Every line of the data must be set down exactly as shown.
_ _ _ _ _
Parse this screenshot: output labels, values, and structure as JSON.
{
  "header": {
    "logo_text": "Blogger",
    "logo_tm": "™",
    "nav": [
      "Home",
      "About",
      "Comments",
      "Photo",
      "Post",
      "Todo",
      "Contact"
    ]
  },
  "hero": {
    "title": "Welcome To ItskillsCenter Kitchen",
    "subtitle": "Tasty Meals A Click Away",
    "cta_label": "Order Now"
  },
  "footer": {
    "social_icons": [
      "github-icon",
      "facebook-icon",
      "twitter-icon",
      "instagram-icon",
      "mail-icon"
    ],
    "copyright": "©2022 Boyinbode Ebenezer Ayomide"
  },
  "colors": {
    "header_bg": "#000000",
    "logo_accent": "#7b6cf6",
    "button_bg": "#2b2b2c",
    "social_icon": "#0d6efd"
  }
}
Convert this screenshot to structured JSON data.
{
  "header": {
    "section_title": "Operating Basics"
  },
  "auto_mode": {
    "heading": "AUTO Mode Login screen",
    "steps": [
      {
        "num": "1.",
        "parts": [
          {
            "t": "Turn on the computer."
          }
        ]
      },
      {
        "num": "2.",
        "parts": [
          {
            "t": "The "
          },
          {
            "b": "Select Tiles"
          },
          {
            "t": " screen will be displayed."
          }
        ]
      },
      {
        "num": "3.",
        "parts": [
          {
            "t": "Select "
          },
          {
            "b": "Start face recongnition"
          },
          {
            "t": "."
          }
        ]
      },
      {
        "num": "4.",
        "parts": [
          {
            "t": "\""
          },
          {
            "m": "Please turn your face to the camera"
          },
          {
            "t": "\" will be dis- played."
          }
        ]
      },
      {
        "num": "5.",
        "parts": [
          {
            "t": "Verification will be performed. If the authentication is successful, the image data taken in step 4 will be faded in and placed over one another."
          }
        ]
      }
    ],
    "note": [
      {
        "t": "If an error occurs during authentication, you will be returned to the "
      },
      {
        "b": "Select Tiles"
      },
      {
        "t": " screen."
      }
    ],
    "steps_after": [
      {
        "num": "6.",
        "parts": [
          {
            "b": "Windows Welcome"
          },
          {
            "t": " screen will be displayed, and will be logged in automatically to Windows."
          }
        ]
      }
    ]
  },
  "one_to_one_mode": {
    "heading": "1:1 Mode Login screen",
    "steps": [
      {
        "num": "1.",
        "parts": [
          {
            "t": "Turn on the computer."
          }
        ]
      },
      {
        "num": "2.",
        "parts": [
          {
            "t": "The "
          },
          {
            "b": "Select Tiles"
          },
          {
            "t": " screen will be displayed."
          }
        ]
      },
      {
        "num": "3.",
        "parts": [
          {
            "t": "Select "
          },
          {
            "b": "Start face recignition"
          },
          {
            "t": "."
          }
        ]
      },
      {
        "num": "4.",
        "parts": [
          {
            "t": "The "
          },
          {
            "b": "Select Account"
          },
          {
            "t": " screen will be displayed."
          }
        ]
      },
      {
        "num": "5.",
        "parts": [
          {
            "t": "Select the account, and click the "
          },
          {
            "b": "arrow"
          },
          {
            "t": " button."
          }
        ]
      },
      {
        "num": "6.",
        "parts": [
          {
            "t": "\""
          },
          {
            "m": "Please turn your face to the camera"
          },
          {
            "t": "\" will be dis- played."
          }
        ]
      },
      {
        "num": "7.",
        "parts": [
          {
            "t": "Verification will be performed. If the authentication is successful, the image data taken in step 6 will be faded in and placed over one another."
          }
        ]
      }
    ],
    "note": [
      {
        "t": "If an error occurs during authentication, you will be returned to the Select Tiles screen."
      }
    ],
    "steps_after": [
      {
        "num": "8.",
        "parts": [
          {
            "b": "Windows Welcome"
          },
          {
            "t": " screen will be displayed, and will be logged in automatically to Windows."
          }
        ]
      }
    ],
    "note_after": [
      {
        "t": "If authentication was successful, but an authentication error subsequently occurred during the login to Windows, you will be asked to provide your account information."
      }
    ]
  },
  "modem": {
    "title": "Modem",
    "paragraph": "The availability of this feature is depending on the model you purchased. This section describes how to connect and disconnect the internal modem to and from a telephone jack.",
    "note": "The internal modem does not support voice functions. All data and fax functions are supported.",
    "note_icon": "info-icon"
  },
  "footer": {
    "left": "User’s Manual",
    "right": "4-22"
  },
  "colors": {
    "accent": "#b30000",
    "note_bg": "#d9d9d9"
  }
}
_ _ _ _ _
__Result of the exercise__.
Parse this screenshot: output labels, values, and structure as JSON.
{
  "header": {
    "logo_text": "Blogger",
    "logo_tm": "™",
    "nav": [
      "Home",
      "About",
      "Comments",
      "Photo",
      "Post",
      "Todo",
      "Contact"
    ]
  },
  "hero": {
    "title": "Welcome To ItskillsCenter Kitchen",
    "subtitle": "Tasty Meals A Click Away",
    "cta_label": "Order Now"
  },
  "footer": {
    "social_icons": [
      "github-icon",
      "facebook-icon",
      "twitter-icon",
      "instagram-icon",
      "mail-icon"
    ],
    "copyright": "©2022 Boyinbode Ebenezer Ayomide"
  },
  "colors": {
    "header_bg": "#000000",
    "logo_accent": "#7b6cf6",
    "button_bg": "#2b2b2c",
    "social_icon": "#0d6efd"
  }
}
Convert this screenshot to structured JSON data.
{
  "header": {
    "section_title": "Operating Basics"
  },
  "auto_mode": {
    "heading": "AUTO Mode Login screen",
    "steps": [
      {
        "num": "1.",
        "parts": [
          {
            "t": "Turn on the computer."
          }
        ]
      },
      {
        "num": "2.",
        "parts": [
          {
            "t": "The "
          },
          {
            "b": "Select Tiles"
          },
          {
            "t": " screen will be displayed."
          }
        ]
      },
      {
        "num": "3.",
        "parts": [
          {
            "t": "Select "
          },
          {
            "b": "Start face recongnition"
          },
          {
            "t": "."
          }
        ]
      },
      {
        "num": "4.",
        "parts": [
          {
            "t": "\""
          },
          {
            "m": "Please turn your face to the camera"
          },
          {
            "t": "\" will be dis- played."
          }
        ]
      },
      {
        "num": "5.",
        "parts": [
          {
            "t": "Verification will be performed. If the authentication is successful, the image data taken in step 4 will be faded in and placed over one another."
          }
        ]
      }
    ],
    "note": [
      {
        "t": "If an error occurs during authentication, you will be returned to the "
      },
      {
        "b": "Select Tiles"
      },
      {
        "t": " screen."
      }
    ],
    "steps_after": [
      {
        "num": "6.",
        "parts": [
          {
            "b": "Windows Welcome"
          },
          {
            "t": " screen will be displayed, and will be logged in automatically to Windows."
          }
        ]
      }
    ]
  },
  "one_to_one_mode": {
    "heading": "1:1 Mode Login screen",
    "steps": [
      {
        "num": "1.",
        "parts": [
          {
            "t": "Turn on the computer."
          }
        ]
      },
      {
        "num": "2.",
        "parts": [
          {
            "t": "The "
          },
          {
            "b": "Select Tiles"
          },
          {
            "t": " screen will be displayed."
          }
        ]
      },
      {
        "num": "3.",
        "parts": [
          {
            "t": "Select "
          },
          {
            "b": "Start face recignition"
          },
          {
            "t": "."
          }
        ]
      },
      {
        "num": "4.",
        "parts": [
          {
            "t": "The "
          },
          {
            "b": "Select Account"
          },
          {
            "t": " screen will be displayed."
          }
        ]
      },
      {
        "num": "5.",
        "parts": [
          {
            "t": "Select the account, and click the "
          },
          {
            "b": "arrow"
          },
          {
            "t": " button."
          }
        ]
      },
      {
        "num": "6.",
        "parts": [
          {
            "t": "\""
          },
          {
            "m": "Please turn your face to the camera"
          },
          {
            "t": "\" will be dis- played."
          }
        ]
      },
      {
        "num": "7.",
        "parts": [
          {
            "t": "Verification will be performed. If the authentication is successful, the image data taken in step 6 will be faded in and placed over one another."
          }
        ]
      }
    ],
    "note": [
      {
        "t": "If an error occurs during authentication, you will be returned to the Select Tiles screen."
      }
    ],
    "steps_after": [
      {
        "num": "8.",
        "parts": [
          {
            "b": "Windows Welcome"
          },
          {
            "t": " screen will be displayed, and will be logged in automatically to Windows."
          }
        ]
      }
    ],
    "note_after": [
      {
        "t": "If authentication was successful, but an authentication error subsequently occurred during the login to Windows, you will be asked to provide your account information."
      }
    ]
  },
  "modem": {
    "title": "Modem",
    "paragraph": "The availability of this feature is depending on the model you purchased. This section describes how to connect and disconnect the internal modem to and from a telephone jack.",
    "note": "The internal modem does not support voice functions. All data and fax functions are supported.",
    "note_icon": "info-icon"
  },
  "footer": {
    "left": "User’s Manual",
    "right": "4-22"
  },
  "colors": {
    "accent": "#b30000",
    "note_bg": "#d9d9d9"
  }
}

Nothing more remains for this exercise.